As expected, the Supreme Court left untouched a lower court ruling that had forced Virginia to implement new congressional lines in 2016 because the state’s previous map was found to be an illegal racial gerrymander. The lower court determined that Republican legislators had improperly packed minority voters into a single 3rd District spanning from Richmond to Norfolk, which effectively made all the surrounding districts whiter—and therefore more likely to elect a Republican. The lower court ordered the above map into place, which created a new 4th District with a large enough black population to allow African-American voters to elect their candidate of choice.
The Supreme Court’s decision is a win for minority voting rights and consequently Democrats, since Obama won the new 4th District with 61 percent of the vote. Black representation will likely double from one to two members in southeastern Virginia with the likely election of Democratic state Sen. Don McEachin, who is the leading candidate in the revised 4th District.
Unfortunately, the Supreme Court did not set a national precedent by ruling on the merits of the case. Instead, the justices unanimously ruled that Republican legislators lacked legal standing to bring the case in the first place, meaning that the lower court’s ruling consequently stands—but it only applies to the case at hand. As a result, this lawsuit will not clarify further issues that remain in similar racial gerrymandering disputes, such as one in North Carolina.

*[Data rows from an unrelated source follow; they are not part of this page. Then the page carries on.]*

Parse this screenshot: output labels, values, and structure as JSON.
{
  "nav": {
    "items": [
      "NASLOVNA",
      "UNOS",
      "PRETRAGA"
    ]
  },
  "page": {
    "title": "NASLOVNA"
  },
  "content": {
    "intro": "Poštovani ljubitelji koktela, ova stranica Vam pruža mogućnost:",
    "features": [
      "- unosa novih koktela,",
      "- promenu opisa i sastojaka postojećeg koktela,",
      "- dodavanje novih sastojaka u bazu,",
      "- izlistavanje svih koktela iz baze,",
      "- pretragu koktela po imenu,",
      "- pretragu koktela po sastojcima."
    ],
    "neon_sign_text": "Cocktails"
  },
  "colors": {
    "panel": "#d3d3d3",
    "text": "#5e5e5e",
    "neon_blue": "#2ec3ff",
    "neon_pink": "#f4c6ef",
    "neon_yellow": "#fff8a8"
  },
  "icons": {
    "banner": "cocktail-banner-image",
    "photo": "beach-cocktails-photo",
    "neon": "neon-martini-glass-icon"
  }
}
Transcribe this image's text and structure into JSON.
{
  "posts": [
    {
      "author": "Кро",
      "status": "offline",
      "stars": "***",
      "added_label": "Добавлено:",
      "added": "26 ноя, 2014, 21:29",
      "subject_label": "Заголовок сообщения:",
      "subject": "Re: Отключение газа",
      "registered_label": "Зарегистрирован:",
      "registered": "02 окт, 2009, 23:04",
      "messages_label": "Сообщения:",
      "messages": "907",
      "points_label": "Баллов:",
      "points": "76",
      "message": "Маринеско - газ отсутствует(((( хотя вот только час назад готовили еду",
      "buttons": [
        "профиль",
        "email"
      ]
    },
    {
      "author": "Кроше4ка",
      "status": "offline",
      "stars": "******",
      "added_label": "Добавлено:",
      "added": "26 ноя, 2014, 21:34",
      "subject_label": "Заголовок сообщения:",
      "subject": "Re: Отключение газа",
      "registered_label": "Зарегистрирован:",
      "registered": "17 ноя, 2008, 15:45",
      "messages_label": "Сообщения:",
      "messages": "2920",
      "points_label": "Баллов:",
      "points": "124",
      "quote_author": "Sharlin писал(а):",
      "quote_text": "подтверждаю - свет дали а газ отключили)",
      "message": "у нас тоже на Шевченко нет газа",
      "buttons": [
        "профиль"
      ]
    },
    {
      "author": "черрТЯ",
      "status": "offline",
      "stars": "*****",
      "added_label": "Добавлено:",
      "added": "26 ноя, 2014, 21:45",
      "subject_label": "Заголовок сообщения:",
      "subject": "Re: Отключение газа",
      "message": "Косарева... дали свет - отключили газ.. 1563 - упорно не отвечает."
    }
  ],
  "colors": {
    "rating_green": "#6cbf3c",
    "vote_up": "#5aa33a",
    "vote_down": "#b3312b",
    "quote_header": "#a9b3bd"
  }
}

This ruling demonstrates just how important it is that Democrats win the 2016 presidential election and take back the Senate, so that they can confirm a new Supreme Court justice who strongly supports voting rights. A new majority on the court could establish a national precedent against racial gerrymandering, which could be used in several more states where legislators can draw another district to elect a minority representative.